REG 01.25.15 - Compensatory Time for FLSA Exempt Employees
Authority: Issued by the Chancellor. Changes or exceptions to administrative regulations issued by the Chancellor may only be made by the Chancellor.
History: First Issued: October 9, 2009.
Fair Labor Standards Act (FLSA)
Contact Info: HR Classification & Compensation (919-515-7175)
1.1 The Office of State Human Resources (OSHR) requires that the Chancellor establish a consistent practice with regard to compensatory time for employees whose positions are subject to the State Personnel Act (SHRA) and exempt from the overtime provisions of the federal Fair Labor Standards Act ("FLSA Exempt"). In addition, the Chancellor has established the same practice with regard to compensatory time for employees whose positions are exempt from the State Personnel Act (EHRA employees) and who are also FLSA Exempt. This regulation articulates the Chancellor's decision concerning compensatory time for FLSA exempt employees (whether SHRA or EHRA employees).
2.1 This regulation applies to all FLSA-exempt employees.
3.1 Unlike hourly-paid (FLSA "non-exempt") employees, FLSA exempt employees are accountable for their performance outcomes, rather than for time worked. Employees (both EHRA and SHRA) whose positions are classified as "FLSA Exempt" do not earn compensatory time when they work more than forty hours in a work week.
3.2 Compensatory time is not to be accumulated, tracked, used, or paid out for FLSA-exempt employees, except as specifically mandated by state and/or UNC policies (such as UNC Policy 300.2.15, which requires overtime pay or equivalent compensatory time for some FLSA-exempt EHRA employees who are designated as mandatory during pandemic and communicable disease emergencies).

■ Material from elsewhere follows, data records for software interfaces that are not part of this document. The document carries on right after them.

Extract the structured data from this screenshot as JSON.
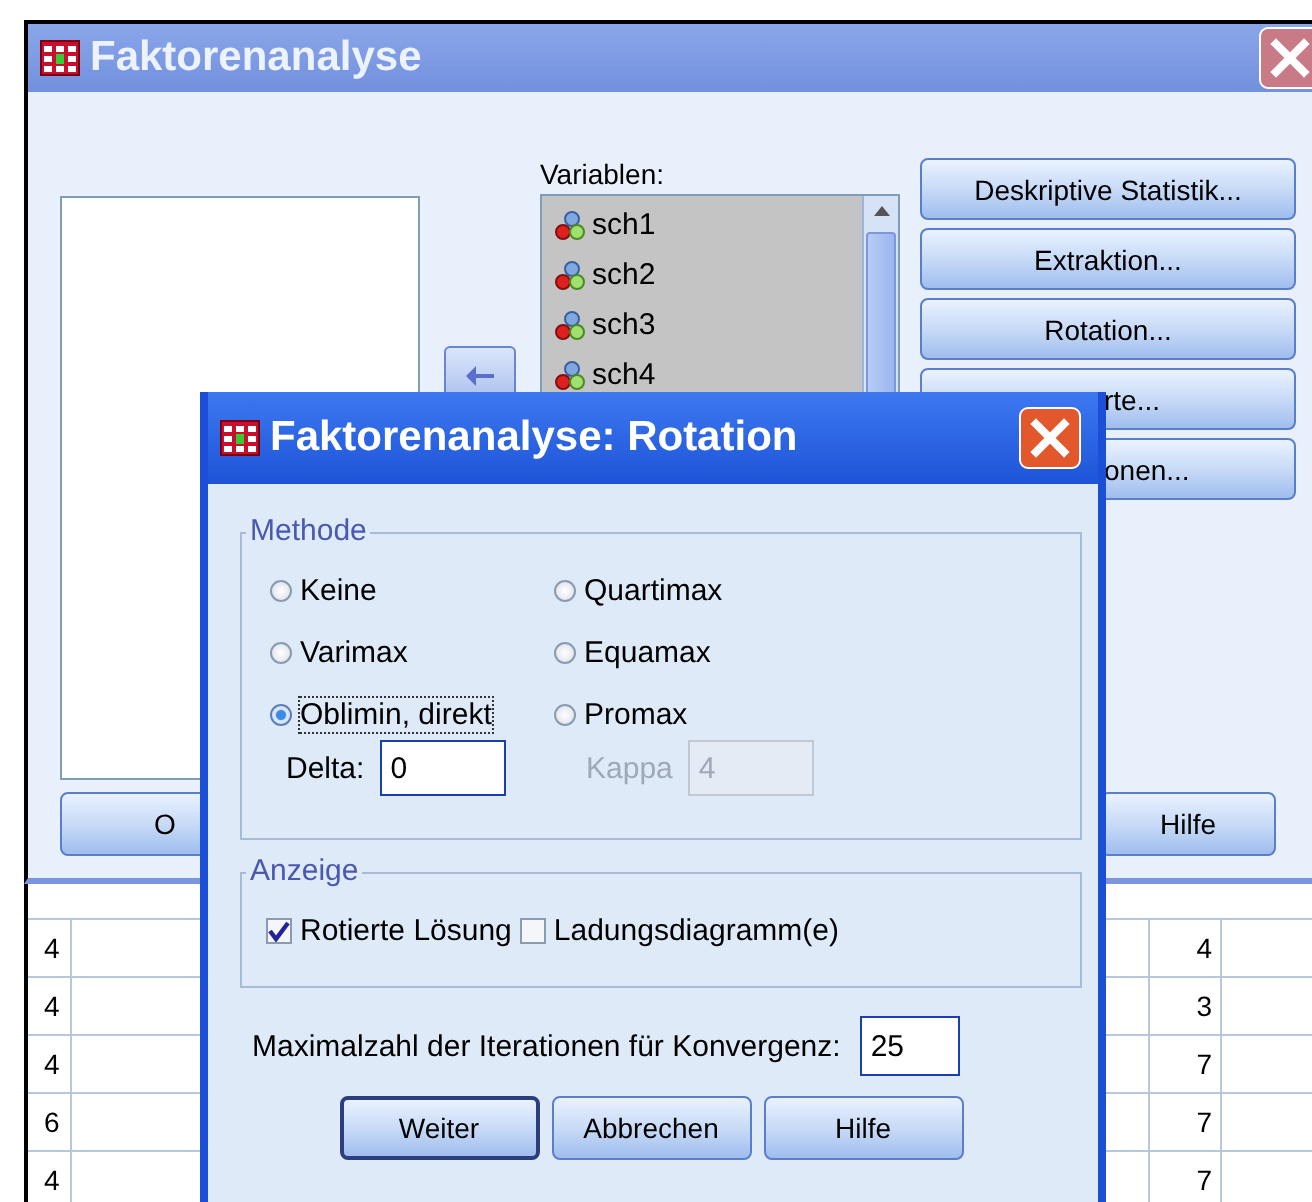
{
  "main_window": {
    "title": "Faktorenanalyse",
    "variables_label": "Variablen:",
    "variables": [
      "sch1",
      "sch2",
      "sch3",
      "sch4"
    ],
    "side_buttons": [
      {
        "label": "Deskriptive Statistik...",
        "kind": "full"
      },
      {
        "label": "Extraktion...",
        "kind": "full"
      },
      {
        "label": "Rotation...",
        "kind": "full"
      },
      {
        "label": "rte...",
        "kind": "partial"
      },
      {
        "label": "onen...",
        "kind": "partial"
      }
    ],
    "bottom_buttons": [
      {
        "label": "O",
        "kind": "partial"
      },
      {
        "label": "Hilfe",
        "kind": "full"
      }
    ]
  },
  "data_grid": {
    "rows": [
      [
        "4",
        "4"
      ],
      [
        "4",
        "3"
      ],
      [
        "4",
        "7"
      ],
      [
        "6",
        "7"
      ],
      [
        "4",
        "7"
      ]
    ]
  },
  "rotation_dialog": {
    "title": "Faktorenanalyse: Rotation",
    "method_group": {
      "label": "Methode",
      "options": [
        {
          "label": "Keine",
          "selected": false
        },
        {
          "label": "Quartimax",
          "selected": false
        },
        {
          "label": "Varimax",
          "selected": false
        },
        {
          "label": "Equamax",
          "selected": false
        },
        {
          "label": "Oblimin, direkt",
          "selected": true
        },
        {
          "label": "Promax",
          "selected": false
        }
      ],
      "delta": {
        "label": "Delta:",
        "value": "0",
        "disabled": false
      },
      "kappa": {
        "label": "Kappa",
        "value": "4",
        "disabled": true
      }
    },
    "display_group": {
      "label": "Anzeige",
      "options": [
        {
          "label": "Rotierte Lösung",
          "checked": true
        },
        {
          "label": "Ladungsdiagramm(e)",
          "checked": false
        }
      ]
    },
    "iterations": {
      "label": "Maximalzahl der Iterationen für Konvergenz:",
      "value": "25"
    },
    "buttons": [
      {
        "label": "Weiter",
        "default": true
      },
      {
        "label": "Abbrechen",
        "default": false
      },
      {
        "label": "Hilfe",
        "default": false
      }
    ]
  }
}
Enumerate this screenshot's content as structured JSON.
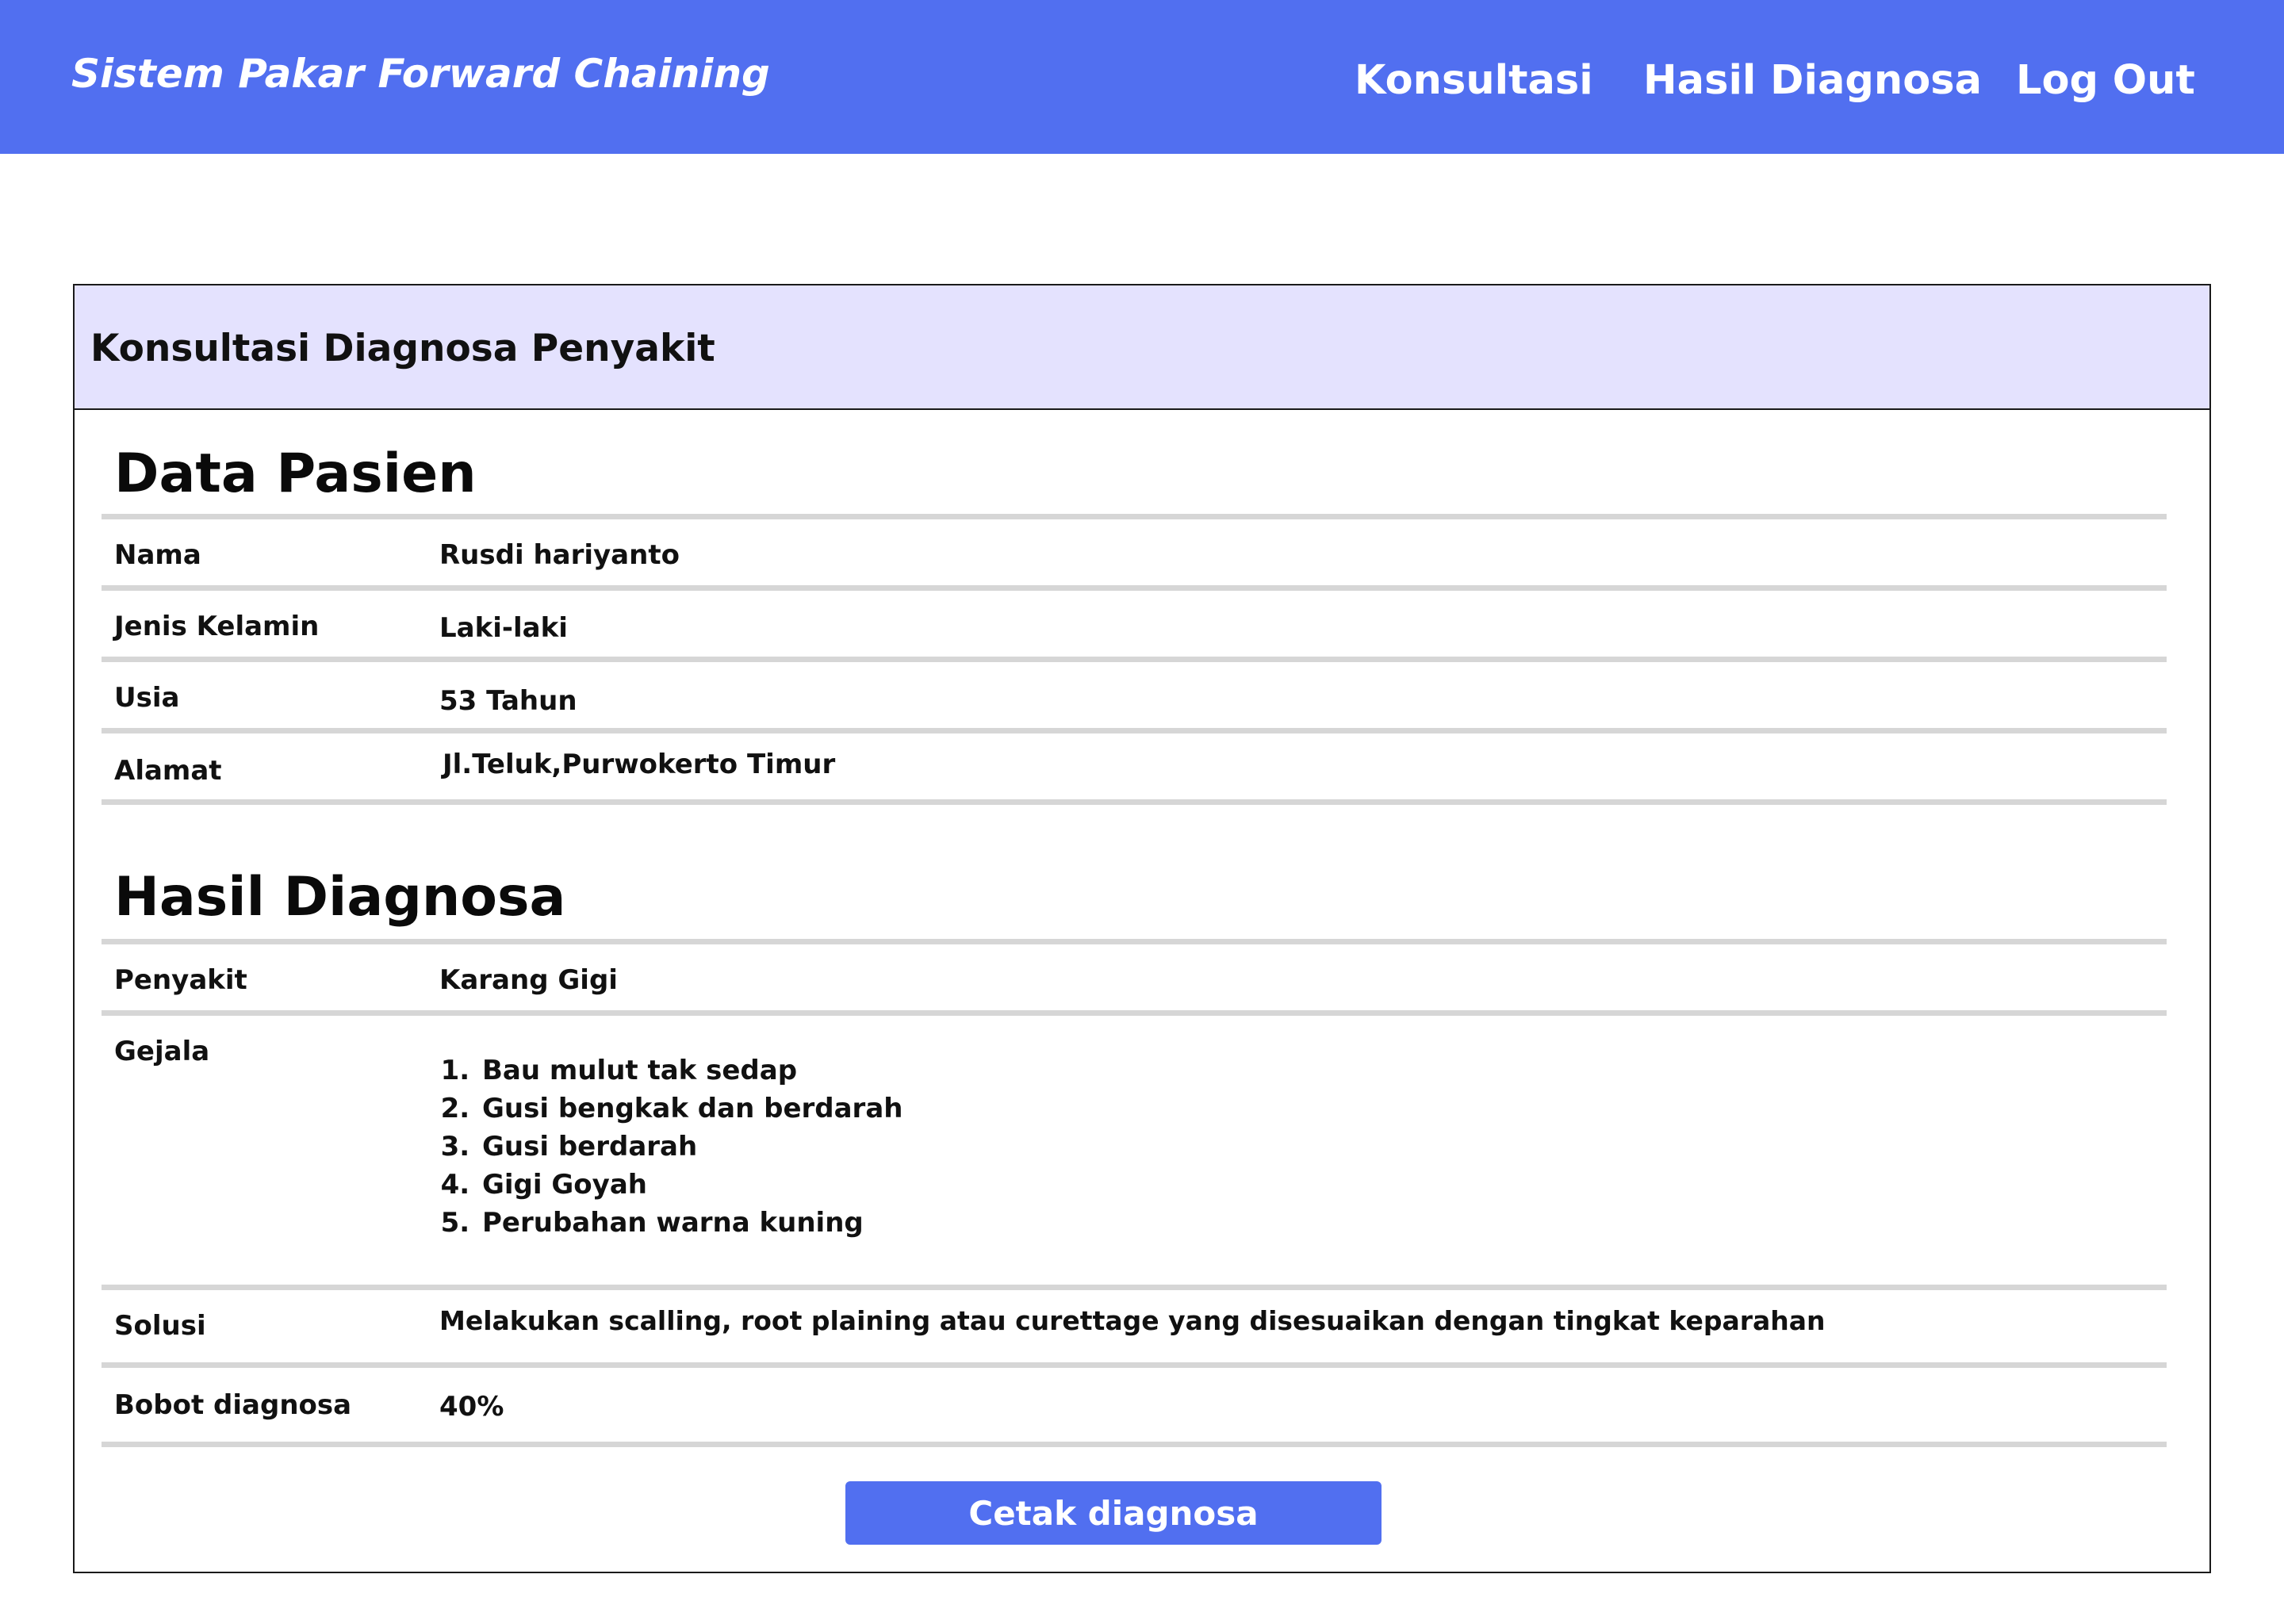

3.3 Most FLSA-exempt employees typically put in some time and effort beyond the university's standard business hours in order to fulfill the generally-expected professional responsibilities of their positions. The university recognizes there may be situations where a work unit experiences extraordinary increases in work demand and where an FLSA exempt employee must commit exceptional time and effort beyond the employee's regular work schedule. In such situations, managers may extend the opportunity for scheduling flexibility at other times that are mutually agreeable between the employee and the manager. Scheduling flexibility is just that, flexibility, and has no specific time or hour implications, entitlements, or tracking.